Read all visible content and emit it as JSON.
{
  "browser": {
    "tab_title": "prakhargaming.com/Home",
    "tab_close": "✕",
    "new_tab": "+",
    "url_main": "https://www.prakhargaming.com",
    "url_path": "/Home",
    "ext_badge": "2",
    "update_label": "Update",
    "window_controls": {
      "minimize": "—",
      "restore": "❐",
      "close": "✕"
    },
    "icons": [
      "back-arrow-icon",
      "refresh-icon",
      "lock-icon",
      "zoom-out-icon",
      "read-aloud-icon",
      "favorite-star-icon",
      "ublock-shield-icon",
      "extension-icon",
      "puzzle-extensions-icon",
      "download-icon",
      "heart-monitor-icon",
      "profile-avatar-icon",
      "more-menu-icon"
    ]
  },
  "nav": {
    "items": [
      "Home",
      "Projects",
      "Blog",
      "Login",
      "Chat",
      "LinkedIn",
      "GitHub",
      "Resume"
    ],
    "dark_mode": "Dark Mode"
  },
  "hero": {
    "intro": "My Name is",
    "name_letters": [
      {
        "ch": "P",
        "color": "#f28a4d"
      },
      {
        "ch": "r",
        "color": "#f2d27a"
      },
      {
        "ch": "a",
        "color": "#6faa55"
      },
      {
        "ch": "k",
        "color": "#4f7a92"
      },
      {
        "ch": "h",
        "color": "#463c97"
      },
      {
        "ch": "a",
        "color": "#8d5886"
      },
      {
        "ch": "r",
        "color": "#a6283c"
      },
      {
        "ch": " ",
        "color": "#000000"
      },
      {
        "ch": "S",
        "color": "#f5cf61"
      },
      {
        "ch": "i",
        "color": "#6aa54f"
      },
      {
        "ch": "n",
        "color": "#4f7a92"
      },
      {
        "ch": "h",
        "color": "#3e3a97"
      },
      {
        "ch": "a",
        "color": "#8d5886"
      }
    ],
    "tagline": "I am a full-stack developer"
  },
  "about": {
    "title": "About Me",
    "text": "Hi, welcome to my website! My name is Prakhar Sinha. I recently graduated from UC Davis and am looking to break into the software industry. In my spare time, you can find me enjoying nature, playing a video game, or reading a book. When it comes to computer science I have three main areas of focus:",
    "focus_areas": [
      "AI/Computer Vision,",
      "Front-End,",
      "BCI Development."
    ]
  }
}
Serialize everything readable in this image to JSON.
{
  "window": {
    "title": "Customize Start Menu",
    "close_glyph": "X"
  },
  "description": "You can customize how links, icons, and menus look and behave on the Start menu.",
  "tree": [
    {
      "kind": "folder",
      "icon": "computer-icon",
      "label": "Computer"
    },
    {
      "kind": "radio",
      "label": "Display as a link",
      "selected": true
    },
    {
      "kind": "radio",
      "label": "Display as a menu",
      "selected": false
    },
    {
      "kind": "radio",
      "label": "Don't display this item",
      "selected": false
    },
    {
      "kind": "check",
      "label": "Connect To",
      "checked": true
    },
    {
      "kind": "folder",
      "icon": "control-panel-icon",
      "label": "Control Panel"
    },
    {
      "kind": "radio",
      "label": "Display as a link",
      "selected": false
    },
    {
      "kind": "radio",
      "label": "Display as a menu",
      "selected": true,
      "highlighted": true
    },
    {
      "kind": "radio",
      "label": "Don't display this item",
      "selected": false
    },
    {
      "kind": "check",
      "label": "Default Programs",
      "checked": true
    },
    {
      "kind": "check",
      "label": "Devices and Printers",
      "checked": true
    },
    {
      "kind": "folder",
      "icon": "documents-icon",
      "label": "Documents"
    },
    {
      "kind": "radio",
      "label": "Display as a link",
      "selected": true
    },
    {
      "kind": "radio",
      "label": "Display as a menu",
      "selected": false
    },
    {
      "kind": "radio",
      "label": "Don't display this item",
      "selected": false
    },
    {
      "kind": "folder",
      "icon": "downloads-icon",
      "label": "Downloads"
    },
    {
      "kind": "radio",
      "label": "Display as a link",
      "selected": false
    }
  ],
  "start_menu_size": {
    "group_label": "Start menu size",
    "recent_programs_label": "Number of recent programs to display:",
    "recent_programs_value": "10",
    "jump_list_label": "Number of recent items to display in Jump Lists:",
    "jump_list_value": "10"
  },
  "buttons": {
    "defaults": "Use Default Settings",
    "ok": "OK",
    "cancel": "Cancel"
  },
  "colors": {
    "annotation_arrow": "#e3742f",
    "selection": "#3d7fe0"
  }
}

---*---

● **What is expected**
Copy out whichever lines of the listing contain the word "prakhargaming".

● **Answer for the task**
    "tab_title": "prakhargaming.com/Home",
    "url_main": "https://www.prakhargaming.com",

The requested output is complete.